Here Comes Yet Another Color Standard

It’s long been appreciated that existing color systems are constrained, not only by current display technologies, but also by the standards that define the color gamuts. While sRGB can be extended to 10 bits per color, and xvYCC can extend the color gamut by non-linear mapping of unused values, these color spaces are still limited with respect to the precision and ultimate color gamut that can be achieved by a "supra-BT.709" definition.

Enter scRGB, whose color encoding extends the sRGB tonal range and bit precision by defining a larger color space. By increasing the precision of color processing, scRGB is said to be "well suited for graphic arts RGB workflows, professional digital photography, computer gamuts and computer graphics." Formerly known as sRGB64, scRGB is based on sRGB, and has the same primaries and white point. However, scRGB offers a larger, scaled color gamut and 48-bit encoding with 16-bits per channel (64 bits including an alpha channel), defining over 65,000 steps for each color instead of the 256 steps available with the 8-bits of sRGB. The extra 8 bits per channel are distributed between the high order bits for the expanded gamut and the low order bits for greater precision within the gamut.

While scRGB is not new, Microsoft recently announced that the Windows Color System (WCS) and display drivers in Windows 7 will support high color, e.g., xvYCC, 10-bit sRGB, and now scRGB. Windows 7 is the next version of Microsoft Windows, and at its Professional Developers Conference in October, Microsoft delivered a pre-beta build of Windows 7 to PDC attendees, and announced plans to release a full Windows 7 beta early next year. A recent Microsoft job posting also indicated that Windows 7 was planning for full release in FY2010.

Microsoft says that their goal for scRGB is to give it the same ease of use and simplicity of sRGB. However, the additional bit-depth will require more GPU/CPU bandwidth, especially as the GPU must convert scRGB images on-the-fly to be viewable on current displays. Nonetheless, Microsoft says that modern GPUs and displays already support these pixel formats, and new brands are shipping with support for 10-bits and beyond.

Cynics feel that these new features are designed to exclude competition, rather than increase interoperability. However, Microsoft must still operate under the terms of the 2002 U.S. District Court anti-trust decree, which requires that for any new middleware feature added to Windows, the company must help rivals integrate their similar software with Windows. We’ll have to see if the reverse is true-that scRGB drivers migrate to other platforms such as Linux or Mac OS as well. Even without help from Microsoft, the equations for scRGB are clear and should pose no problem for Apple or others.

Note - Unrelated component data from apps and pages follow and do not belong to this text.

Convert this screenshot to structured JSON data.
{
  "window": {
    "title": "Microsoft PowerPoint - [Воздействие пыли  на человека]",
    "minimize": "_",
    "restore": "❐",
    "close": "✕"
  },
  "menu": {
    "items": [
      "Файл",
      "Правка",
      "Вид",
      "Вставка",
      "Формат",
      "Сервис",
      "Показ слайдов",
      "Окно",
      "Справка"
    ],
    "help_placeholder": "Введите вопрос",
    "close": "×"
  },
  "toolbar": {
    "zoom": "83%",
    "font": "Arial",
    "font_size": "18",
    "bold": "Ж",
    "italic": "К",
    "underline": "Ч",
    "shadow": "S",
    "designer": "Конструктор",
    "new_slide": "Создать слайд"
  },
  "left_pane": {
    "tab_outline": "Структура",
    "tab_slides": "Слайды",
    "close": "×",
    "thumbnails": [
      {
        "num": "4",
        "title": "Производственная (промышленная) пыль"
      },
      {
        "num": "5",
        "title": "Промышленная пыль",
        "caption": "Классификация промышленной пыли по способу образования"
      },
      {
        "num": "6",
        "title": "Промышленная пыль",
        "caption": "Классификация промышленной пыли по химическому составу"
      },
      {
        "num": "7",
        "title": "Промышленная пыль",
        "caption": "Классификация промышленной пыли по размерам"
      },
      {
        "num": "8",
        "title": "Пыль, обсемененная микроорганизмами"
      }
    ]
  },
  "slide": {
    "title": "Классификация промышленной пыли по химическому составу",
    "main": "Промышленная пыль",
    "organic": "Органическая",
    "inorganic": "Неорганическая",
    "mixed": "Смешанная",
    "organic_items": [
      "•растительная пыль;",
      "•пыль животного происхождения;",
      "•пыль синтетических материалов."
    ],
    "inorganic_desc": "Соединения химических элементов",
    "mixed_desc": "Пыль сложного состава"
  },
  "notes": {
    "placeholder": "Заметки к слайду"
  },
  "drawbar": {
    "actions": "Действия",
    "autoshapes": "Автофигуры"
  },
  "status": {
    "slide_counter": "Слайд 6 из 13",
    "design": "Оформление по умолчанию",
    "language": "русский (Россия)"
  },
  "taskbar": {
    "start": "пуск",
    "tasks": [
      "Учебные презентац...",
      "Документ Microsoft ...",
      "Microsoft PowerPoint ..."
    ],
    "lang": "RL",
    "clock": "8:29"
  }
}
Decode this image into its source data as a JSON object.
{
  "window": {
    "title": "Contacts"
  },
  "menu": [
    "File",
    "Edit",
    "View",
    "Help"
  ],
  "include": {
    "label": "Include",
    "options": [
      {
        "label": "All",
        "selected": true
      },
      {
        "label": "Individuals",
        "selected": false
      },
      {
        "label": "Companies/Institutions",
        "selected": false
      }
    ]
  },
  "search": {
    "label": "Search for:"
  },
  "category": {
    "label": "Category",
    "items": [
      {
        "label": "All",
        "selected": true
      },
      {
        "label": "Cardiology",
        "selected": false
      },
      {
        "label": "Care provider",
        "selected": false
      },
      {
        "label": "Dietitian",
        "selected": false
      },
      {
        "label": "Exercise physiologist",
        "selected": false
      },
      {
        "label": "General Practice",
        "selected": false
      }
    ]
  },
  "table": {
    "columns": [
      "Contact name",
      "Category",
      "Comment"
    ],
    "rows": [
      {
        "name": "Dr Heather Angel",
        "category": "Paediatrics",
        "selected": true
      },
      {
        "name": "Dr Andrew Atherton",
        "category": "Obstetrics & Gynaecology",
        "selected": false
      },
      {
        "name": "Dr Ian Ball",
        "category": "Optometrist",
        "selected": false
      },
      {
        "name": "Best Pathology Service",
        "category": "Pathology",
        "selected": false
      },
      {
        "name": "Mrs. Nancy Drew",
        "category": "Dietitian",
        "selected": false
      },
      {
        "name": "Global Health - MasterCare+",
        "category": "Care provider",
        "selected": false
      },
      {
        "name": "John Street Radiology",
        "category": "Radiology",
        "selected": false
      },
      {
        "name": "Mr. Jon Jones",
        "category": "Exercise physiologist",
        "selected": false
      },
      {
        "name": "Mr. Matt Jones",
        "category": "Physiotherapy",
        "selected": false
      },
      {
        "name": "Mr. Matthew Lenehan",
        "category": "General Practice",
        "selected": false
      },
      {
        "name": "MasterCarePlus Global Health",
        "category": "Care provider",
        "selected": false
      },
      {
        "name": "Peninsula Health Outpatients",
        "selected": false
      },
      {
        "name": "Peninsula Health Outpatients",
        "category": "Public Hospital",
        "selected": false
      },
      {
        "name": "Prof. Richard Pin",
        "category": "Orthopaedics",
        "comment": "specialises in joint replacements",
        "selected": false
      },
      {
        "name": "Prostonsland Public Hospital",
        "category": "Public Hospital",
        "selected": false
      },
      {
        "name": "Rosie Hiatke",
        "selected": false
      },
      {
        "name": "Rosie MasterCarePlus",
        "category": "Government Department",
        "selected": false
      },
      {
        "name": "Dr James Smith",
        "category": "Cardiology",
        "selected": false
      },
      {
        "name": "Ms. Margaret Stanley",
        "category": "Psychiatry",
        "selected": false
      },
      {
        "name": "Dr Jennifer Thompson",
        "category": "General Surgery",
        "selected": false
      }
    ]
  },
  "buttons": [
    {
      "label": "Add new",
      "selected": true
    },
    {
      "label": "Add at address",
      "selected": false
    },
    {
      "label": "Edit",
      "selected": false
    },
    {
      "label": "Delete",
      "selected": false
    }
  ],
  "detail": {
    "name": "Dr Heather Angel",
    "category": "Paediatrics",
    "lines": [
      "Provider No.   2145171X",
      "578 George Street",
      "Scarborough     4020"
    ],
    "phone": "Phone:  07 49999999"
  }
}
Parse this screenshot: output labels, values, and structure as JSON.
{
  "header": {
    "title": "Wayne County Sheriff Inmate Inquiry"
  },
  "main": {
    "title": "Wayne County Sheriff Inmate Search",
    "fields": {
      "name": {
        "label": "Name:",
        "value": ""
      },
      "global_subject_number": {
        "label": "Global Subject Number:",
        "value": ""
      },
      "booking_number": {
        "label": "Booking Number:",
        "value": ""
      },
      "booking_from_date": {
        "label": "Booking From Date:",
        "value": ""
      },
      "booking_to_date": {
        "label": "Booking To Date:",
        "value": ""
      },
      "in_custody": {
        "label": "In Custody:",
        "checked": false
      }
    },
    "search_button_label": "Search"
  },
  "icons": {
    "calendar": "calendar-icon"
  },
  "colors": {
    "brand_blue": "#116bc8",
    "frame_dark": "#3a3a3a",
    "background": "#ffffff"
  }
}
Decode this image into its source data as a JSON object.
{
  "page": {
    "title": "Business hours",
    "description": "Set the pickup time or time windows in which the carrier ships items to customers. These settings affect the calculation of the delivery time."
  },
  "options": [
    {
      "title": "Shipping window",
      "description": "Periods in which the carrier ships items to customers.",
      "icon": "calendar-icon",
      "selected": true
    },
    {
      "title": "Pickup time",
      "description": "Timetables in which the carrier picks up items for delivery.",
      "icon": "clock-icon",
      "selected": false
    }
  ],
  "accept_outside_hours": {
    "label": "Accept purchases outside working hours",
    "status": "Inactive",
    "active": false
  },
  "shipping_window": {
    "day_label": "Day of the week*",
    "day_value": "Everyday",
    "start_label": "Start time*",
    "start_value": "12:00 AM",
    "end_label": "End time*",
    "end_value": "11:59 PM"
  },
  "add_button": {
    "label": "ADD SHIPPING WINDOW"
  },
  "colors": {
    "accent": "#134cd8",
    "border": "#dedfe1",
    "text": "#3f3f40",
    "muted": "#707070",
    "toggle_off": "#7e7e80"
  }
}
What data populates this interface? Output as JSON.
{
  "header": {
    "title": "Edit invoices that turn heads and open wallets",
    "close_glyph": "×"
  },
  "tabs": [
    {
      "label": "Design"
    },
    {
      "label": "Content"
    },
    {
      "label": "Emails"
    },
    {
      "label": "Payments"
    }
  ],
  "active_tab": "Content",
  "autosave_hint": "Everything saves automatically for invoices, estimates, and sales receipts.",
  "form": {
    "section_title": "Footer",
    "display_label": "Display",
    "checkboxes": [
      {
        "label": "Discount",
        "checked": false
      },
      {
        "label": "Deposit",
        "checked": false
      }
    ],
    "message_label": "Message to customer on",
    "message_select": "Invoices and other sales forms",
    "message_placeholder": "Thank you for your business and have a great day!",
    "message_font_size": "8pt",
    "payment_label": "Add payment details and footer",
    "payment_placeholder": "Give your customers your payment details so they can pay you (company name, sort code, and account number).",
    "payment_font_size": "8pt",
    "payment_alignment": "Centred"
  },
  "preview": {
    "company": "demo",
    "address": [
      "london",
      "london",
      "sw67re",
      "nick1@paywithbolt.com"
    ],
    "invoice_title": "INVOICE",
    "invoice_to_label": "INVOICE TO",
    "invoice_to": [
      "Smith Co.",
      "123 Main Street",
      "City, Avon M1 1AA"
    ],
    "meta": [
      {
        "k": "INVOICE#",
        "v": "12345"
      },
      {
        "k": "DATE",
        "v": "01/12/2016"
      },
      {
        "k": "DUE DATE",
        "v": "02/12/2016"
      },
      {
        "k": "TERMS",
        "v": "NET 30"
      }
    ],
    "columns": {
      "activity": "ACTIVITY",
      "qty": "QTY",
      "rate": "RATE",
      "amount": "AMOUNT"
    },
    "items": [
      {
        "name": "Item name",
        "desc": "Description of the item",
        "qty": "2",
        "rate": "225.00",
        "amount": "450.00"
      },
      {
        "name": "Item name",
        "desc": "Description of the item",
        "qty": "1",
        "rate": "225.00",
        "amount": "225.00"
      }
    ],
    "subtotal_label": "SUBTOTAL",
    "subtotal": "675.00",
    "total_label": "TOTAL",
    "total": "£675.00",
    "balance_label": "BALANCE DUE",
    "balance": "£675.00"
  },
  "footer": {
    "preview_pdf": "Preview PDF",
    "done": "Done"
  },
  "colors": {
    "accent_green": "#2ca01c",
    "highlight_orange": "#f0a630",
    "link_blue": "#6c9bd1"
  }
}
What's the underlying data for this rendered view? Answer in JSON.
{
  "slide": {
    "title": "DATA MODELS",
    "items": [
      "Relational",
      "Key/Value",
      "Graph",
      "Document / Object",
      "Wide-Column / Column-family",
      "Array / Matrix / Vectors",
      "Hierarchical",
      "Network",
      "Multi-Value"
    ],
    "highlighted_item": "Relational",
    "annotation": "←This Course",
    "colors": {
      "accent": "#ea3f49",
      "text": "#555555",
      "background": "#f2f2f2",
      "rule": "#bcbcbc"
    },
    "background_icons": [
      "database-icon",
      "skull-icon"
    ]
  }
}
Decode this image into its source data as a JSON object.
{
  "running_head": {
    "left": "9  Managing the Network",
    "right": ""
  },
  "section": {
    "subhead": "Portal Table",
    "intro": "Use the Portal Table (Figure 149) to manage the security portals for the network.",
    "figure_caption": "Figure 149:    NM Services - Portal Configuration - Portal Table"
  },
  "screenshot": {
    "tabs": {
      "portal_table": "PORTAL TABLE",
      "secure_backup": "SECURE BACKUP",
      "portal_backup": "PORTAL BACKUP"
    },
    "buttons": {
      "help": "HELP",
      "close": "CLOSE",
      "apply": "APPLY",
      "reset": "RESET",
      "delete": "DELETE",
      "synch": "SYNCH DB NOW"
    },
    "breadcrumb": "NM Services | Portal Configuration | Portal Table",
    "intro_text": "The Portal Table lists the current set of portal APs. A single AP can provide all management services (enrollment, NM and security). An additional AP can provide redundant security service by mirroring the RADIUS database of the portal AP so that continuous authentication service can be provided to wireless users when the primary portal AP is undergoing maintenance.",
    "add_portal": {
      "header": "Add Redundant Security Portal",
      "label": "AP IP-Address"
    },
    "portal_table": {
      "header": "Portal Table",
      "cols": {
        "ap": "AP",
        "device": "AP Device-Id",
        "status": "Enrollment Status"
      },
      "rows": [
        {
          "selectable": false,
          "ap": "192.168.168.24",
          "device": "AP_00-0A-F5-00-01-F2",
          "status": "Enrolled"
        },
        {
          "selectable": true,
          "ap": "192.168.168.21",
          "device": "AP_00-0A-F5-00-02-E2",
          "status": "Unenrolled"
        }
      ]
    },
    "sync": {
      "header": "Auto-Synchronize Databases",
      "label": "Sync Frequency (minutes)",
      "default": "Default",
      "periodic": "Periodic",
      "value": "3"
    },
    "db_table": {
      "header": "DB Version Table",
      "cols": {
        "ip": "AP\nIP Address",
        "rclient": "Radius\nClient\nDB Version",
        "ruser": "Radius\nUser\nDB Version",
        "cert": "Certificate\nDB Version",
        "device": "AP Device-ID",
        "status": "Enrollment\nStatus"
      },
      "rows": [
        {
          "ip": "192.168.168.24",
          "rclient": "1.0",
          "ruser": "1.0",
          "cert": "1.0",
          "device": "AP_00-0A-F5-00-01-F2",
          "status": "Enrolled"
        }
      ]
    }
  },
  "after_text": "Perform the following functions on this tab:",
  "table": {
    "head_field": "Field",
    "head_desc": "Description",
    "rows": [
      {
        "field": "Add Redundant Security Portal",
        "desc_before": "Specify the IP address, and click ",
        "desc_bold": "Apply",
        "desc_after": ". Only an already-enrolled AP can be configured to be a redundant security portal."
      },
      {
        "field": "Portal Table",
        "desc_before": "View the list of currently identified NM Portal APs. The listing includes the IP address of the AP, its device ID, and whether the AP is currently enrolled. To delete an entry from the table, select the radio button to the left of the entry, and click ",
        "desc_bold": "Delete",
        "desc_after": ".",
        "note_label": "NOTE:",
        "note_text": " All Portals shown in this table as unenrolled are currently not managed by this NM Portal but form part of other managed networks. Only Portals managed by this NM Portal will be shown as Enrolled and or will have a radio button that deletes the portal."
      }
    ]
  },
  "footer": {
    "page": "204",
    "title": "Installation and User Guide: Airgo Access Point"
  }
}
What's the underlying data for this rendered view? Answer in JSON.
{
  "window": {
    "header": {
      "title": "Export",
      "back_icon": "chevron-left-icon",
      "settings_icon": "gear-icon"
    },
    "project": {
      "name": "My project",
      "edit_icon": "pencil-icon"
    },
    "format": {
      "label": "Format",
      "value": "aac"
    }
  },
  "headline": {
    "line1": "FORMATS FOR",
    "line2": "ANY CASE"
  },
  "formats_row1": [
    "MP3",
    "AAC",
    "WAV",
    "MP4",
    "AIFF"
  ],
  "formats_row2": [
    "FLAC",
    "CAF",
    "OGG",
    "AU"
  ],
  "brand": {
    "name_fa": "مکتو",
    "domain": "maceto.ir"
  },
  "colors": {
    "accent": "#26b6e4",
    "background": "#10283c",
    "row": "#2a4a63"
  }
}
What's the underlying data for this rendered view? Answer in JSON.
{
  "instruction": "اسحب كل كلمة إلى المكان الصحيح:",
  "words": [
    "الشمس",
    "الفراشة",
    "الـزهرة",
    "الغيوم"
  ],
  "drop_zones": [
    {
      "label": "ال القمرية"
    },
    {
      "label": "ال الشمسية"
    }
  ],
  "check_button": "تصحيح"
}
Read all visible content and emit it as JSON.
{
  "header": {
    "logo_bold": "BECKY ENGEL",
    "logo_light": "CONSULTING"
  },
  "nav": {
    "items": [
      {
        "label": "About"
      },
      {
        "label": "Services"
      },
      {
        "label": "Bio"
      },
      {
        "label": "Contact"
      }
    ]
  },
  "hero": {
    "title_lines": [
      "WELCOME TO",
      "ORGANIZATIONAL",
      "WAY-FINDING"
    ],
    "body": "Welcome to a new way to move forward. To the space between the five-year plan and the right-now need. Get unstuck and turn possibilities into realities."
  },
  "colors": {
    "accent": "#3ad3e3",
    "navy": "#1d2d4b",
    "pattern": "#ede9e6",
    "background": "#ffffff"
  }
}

Another issue is that of backward compatibility, since non-compliant decoders may clip colors at the boundaries of their color-space intersection. Transformations between the standards are defined, however, so new devices should be able to properly display images. This backward compatibility may be a minor issue, since graphics designers and video editors upgrade their hardware and software frequently to match improved standards such as this. After all, scRGB, like sRGB or sRGB64, is a standard for professionals, not consumers. At the end of the content creation process, the content creators will map the expanded scRGB colors into xvYCC or even the Rec. 709 format for consumer viewing. Some experts say that using xvYCC to encode DCI colors onto an HDTV signal is a better way to go when the ultimate destination is an HDTV consumer monitor. This would allow a single color grading step to serve for both digital cinema and HDTV, compared to the two color grading steps required now. One of my colleagues at Insight Media suggests that the maker of a TV with such an expanded color gamut could advertise, "See the same colors you see in the movies!"

By Aldo Cugnini, DisplayDaily